[I once had a group in class (during class) take a group selfie to send to a missing classmate and post it on Instagram; the missing classmate showed up for the remainder of the class sessions devoted to the group work.]

I do not think technology should drive our pedagogical choices. I’m not going to use the latest bells and technological whistles if they don’t fit what I am trying to accomplish in my classroom (and I strongly urge you not to either), but if there is a pedagogical function that smartphones afford us as instructors for our students, then I think we should try it out, at the very least.

And here are a few ways you can (along with some other accessibility tips).

  • Post everything on Blackboard or wherever (even e-mail attachments) as Portable Document Formats (PDFs). This allows students who do not have Microsoft Office and programs to open the documents on their smartphones.
  • Use Google Docs, if there is writing involved. Not only does Google Docs (when a user is logged in to Google) provide a history of their writing contributions, if they share the documents with you, then you can see who contributed what.
  • And, oh yeah: you can download a Google Doc as a PDF or docx or rtf. Students do not have to own, once again, Microsoft Office. There’s not only docs in Google, but spreadsheet and power point, too (or use Cloud On—another free app).

There are issues with privacy and Google owning content or whatever, but there’s so much on there (on Google) that I don’t think it’s a real worry, although I don’t (and would never) store private information on a Google Doc. I’m sure others are more knowledgeable about this.

You don’t have to use these, obviously; however, letting our students know they have access to free technologies to meet some of the writing demands (and via their smartphones) is worthwhile, I think.

I’m sure this may be contentious. I know there are some of us who will never welcome cell phones—no matter how smart they are—in the classroom. It is just as harmful to endorse as it is to reject all technologies, I think. If the technology fits your pedagogical aims for your students, it might be worth a shot, right?
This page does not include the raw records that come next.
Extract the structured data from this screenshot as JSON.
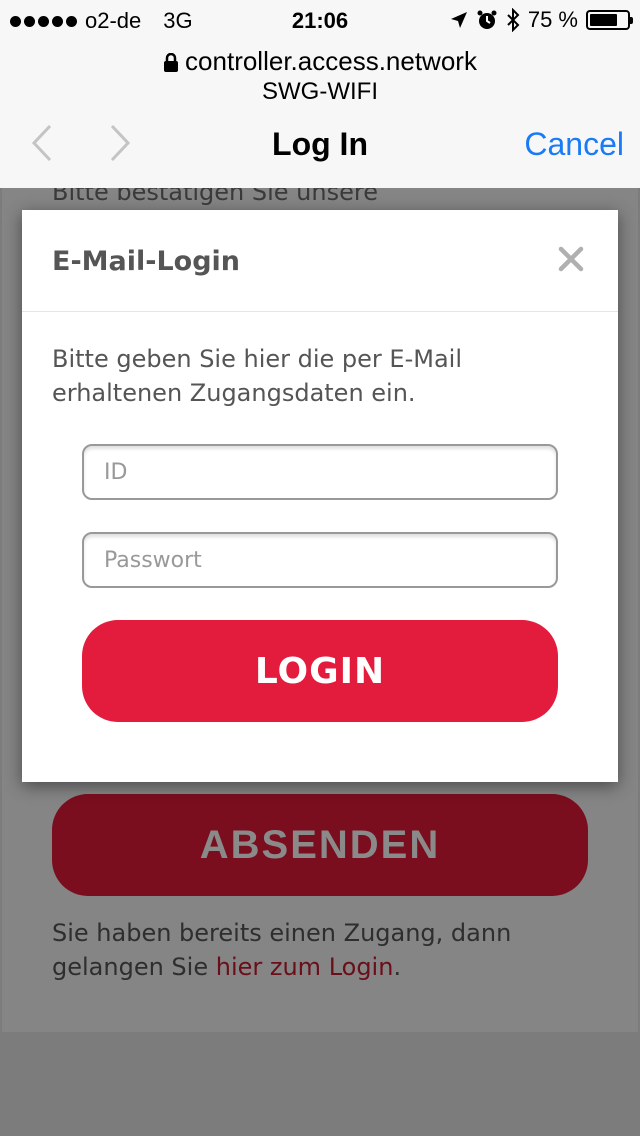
{
  "status": {
    "carrier": "o2-de",
    "network": "3G",
    "time": "21:06",
    "battery_text": "75 %",
    "battery_level": 0.75
  },
  "browser": {
    "url": "controller.access.network",
    "ssid": "SWG-WIFI",
    "title": "Log In",
    "cancel": "Cancel"
  },
  "page": {
    "top_text": "Bitte bestätigen Sie unsere",
    "submit_label": "ABSENDEN",
    "already_text": "Sie haben bereits einen Zugang, dann gelangen Sie ",
    "login_link": "hier zum Login",
    "already_end": "."
  },
  "modal": {
    "title": "E-Mail-Login",
    "description": "Bitte geben Sie hier die per E-Mail erhaltenen Zugangsdaten ein.",
    "id_placeholder": "ID",
    "password_placeholder": "Passwort",
    "login_label": "LOGIN"
  },
  "colors": {
    "accent_blue": "#1a7cf5",
    "login_red": "#e31b3c",
    "dimmed_red": "#7b0e1e"
  }
}
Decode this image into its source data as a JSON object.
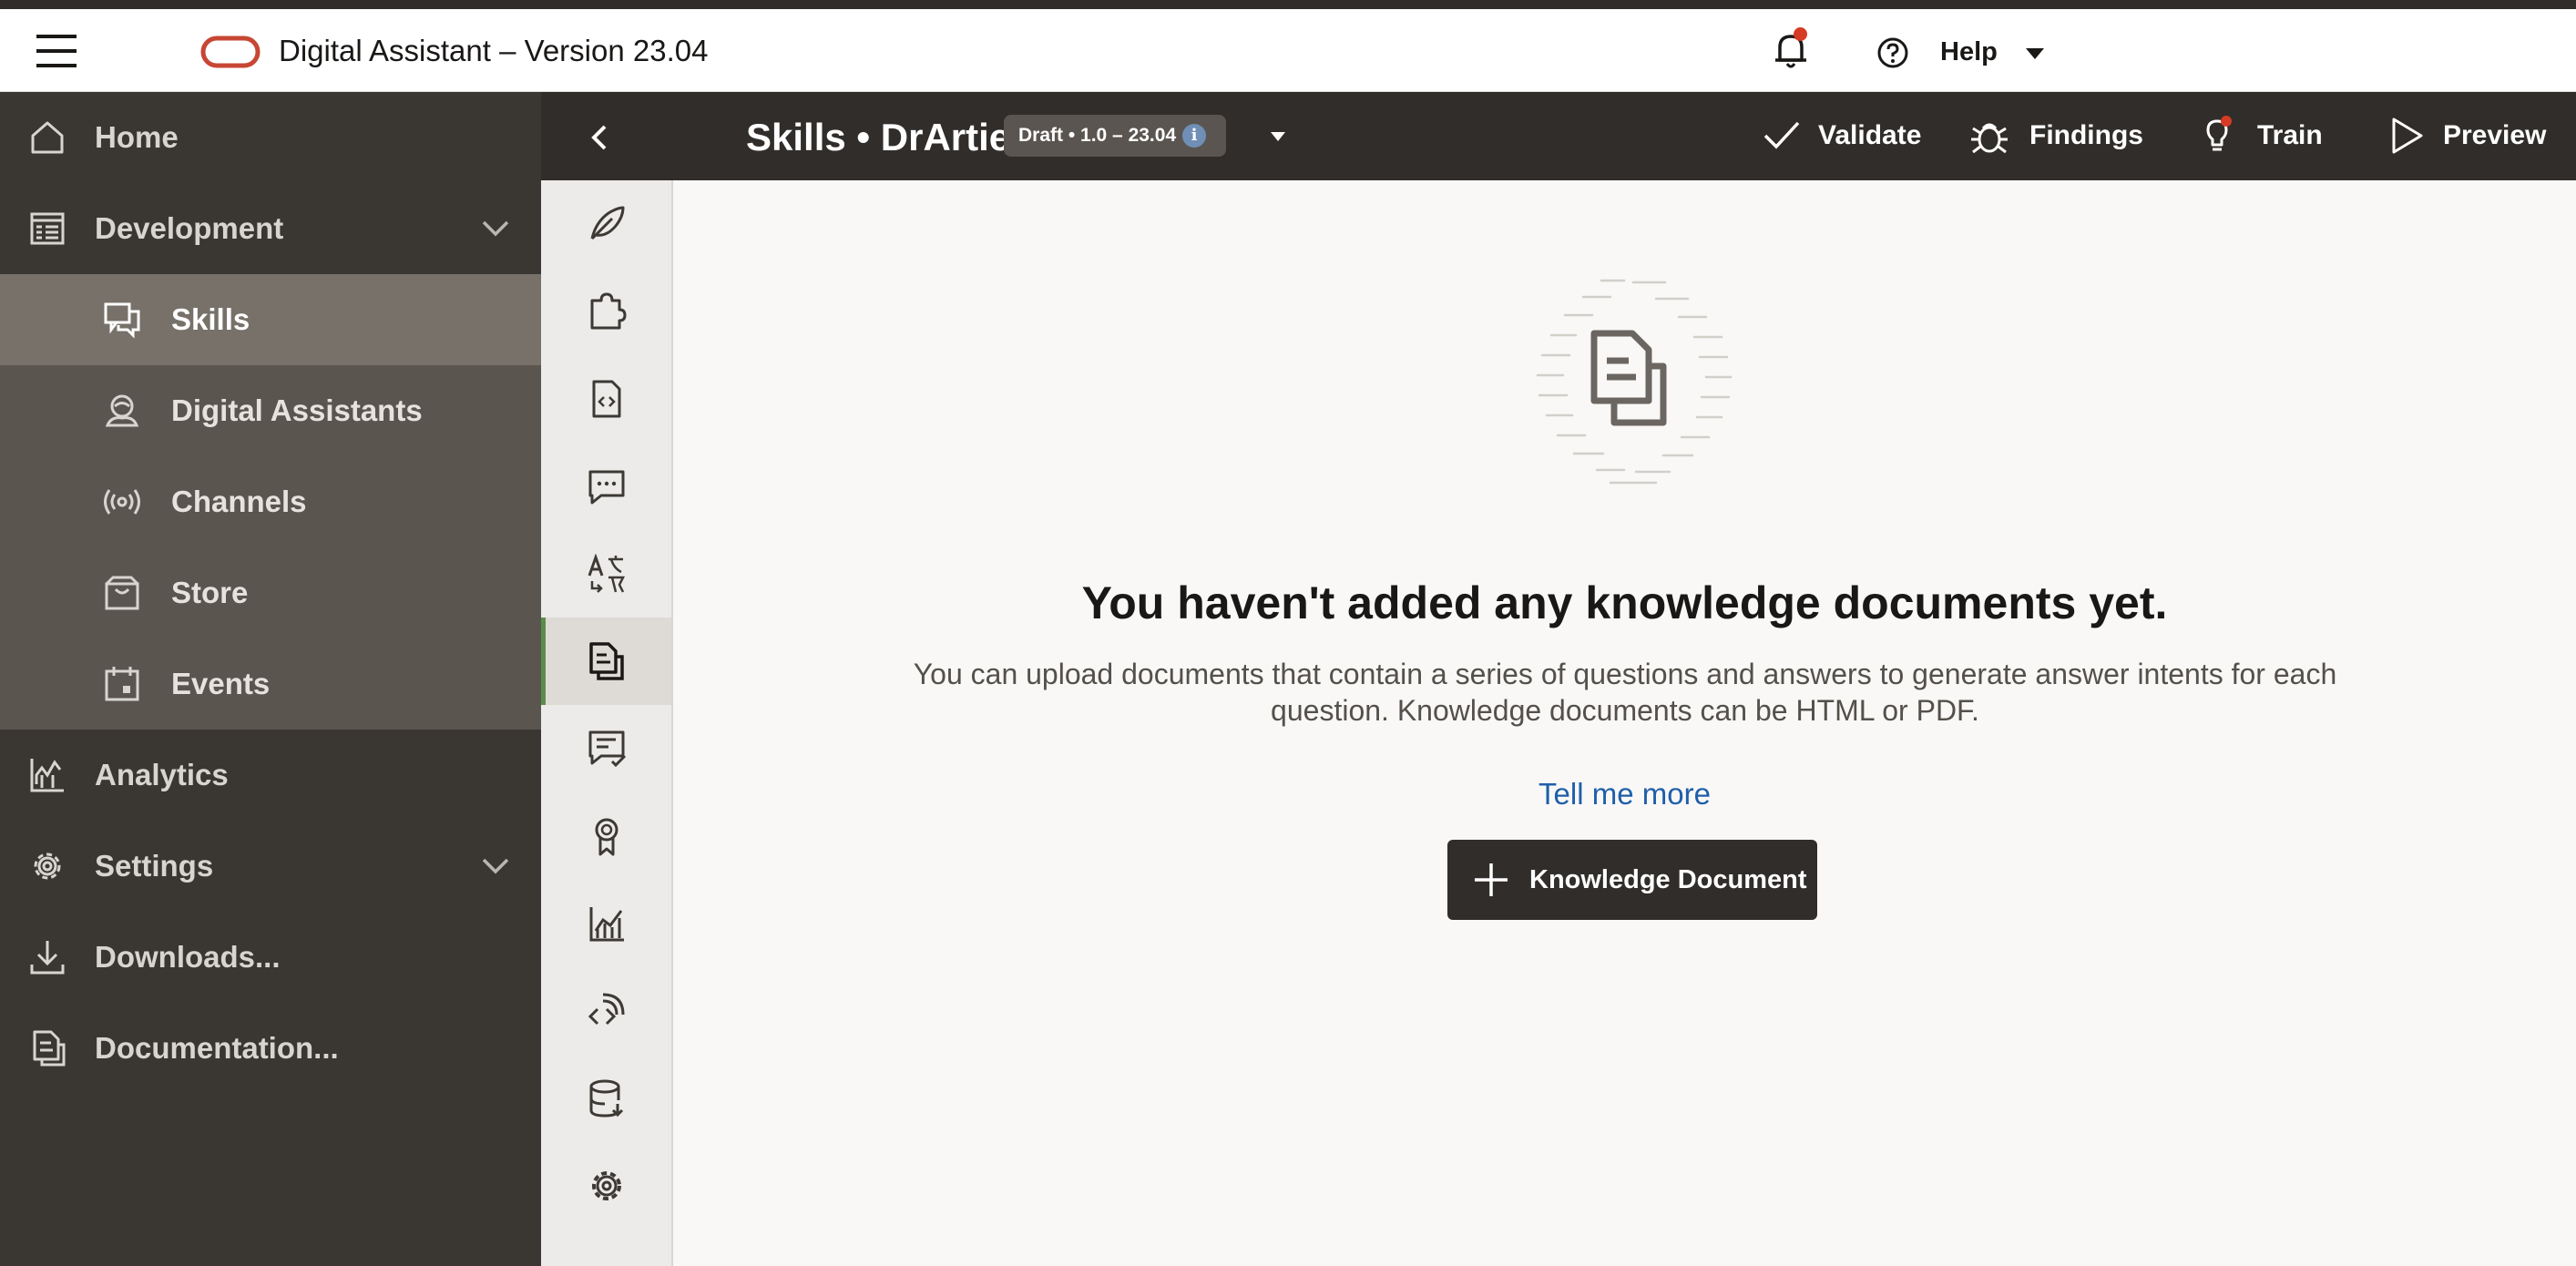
{
  "header": {
    "app_title": "Digital Assistant – Version 23.04",
    "help_label": "Help",
    "menu_icon": "hamburger-menu-icon",
    "logo": "oracle-logo",
    "notification_icon": "bell-icon"
  },
  "leftnav": {
    "items": [
      {
        "label": "Home",
        "icon": "home-icon"
      },
      {
        "label": "Development",
        "icon": "development-icon",
        "expanded": true
      },
      {
        "label": "Analytics",
        "icon": "analytics-icon"
      },
      {
        "label": "Settings",
        "icon": "settings-icon"
      },
      {
        "label": "Downloads...",
        "icon": "download-icon"
      },
      {
        "label": "Documentation...",
        "icon": "documentation-icon"
      }
    ],
    "sub_items": [
      {
        "label": "Skills",
        "icon": "skills-icon",
        "selected": true
      },
      {
        "label": "Digital Assistants",
        "icon": "digital-assistant-icon"
      },
      {
        "label": "Channels",
        "icon": "channels-icon"
      },
      {
        "label": "Store",
        "icon": "store-icon"
      },
      {
        "label": "Events",
        "icon": "events-icon"
      }
    ]
  },
  "skillbar": {
    "title": "Skills • DrArtie",
    "badge": "Draft • 1.0 – 23.04",
    "buttons": [
      {
        "label": "Validate",
        "icon": "checkmark-icon"
      },
      {
        "label": "Findings",
        "icon": "bug-icon"
      },
      {
        "label": "Train",
        "icon": "train-icon"
      },
      {
        "label": "Preview",
        "icon": "play-icon"
      }
    ]
  },
  "rail": {
    "items": [
      {
        "icon": "feather-icon"
      },
      {
        "icon": "puzzle-icon"
      },
      {
        "icon": "code-document-icon"
      },
      {
        "icon": "chat-icon"
      },
      {
        "icon": "translate-icon"
      },
      {
        "icon": "knowledge-document-icon",
        "active": true
      },
      {
        "icon": "conversation-check-icon"
      },
      {
        "icon": "badge-icon"
      },
      {
        "icon": "insights-icon"
      },
      {
        "icon": "api-icon"
      },
      {
        "icon": "database-icon"
      },
      {
        "icon": "settings-icon"
      }
    ]
  },
  "main": {
    "title": "You haven't added any knowledge documents yet.",
    "description": "You can upload documents that contain a series of questions and answers to generate answer intents for each question. Knowledge documents can be HTML or PDF.",
    "link": "Tell me more",
    "add_button": "Knowledge Document"
  },
  "colors": {
    "header_bg": "#ffffff",
    "nav_bg": "#3a3632",
    "nav_group_bg": "#5a554f",
    "nav_selected_bg": "#77716a",
    "toolbar_bg": "#312d2a",
    "link": "#1f5fa8",
    "accent": "#5b8d4a",
    "notification_dot": "#d63b25",
    "logo_red": "#c74634"
  }
}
Somewhere, in the history of teaching, there had to have been someone who consistently lamented the change from chalk to chalkless chalk to dry erase markers, don’t you think?

And even if you disagree, we know the job market our students will be entering, regardless of the current unemployment rate—it’s damn competitive. By showing our students smart ways to use their smartphones, we may be helping to be more competitive in the job market, thinking of using technology in professional ways to suit their learning needs.

Okay, now I return into the research recesses of my sabbatical (and I’m thinking about evaluating information, now . . . ).

Vaping in the (Bath)room?

I have a recently chain-smoking friend who started ‘vaping’ (i.e., using electronic cigarettes) in November or so in an effort to save himself some money and ween himself off the smokes. I’ve been out with him twice–once in a coffee shop and once in a restaurant–when he’s pulled out the thing and taken a puff on it and put it away, saving himself the aggravation of a nic-fit and me the trouble of cutting our conversation short to either move outside for its continuation or head our separate ways. It worked well for both of us, and what came out of his mouth when he exhaled was basically like the stuff that comes out of a fog machine at concerts. No big deal. And no one at either place we were at, as far as I could tell, thought anything of it (probably because they didn’t notice).

We have “Tobacco Free Campuses,” and so any and all smoking is prohibited. But e-cigarettes don’t have tobacco, and so seem to fall outside the ban. Apparently the Mayor is opposed to them, so I expect a ban to come down the line post-haste (any bets on whether one shows up on Friday’s Board agenda?) but I don’t think it has happened yet.

So…what will you do if and when you have a student pull out an e-cig and take a pull? What should you do? Personally, I’m inclined to shrug and treat it the way I treat a lollipop, diet soda or bag of chips–as long as it isn’t a distraction I have no problem with it. As far as I know, it isn’t banned.

Thoughts?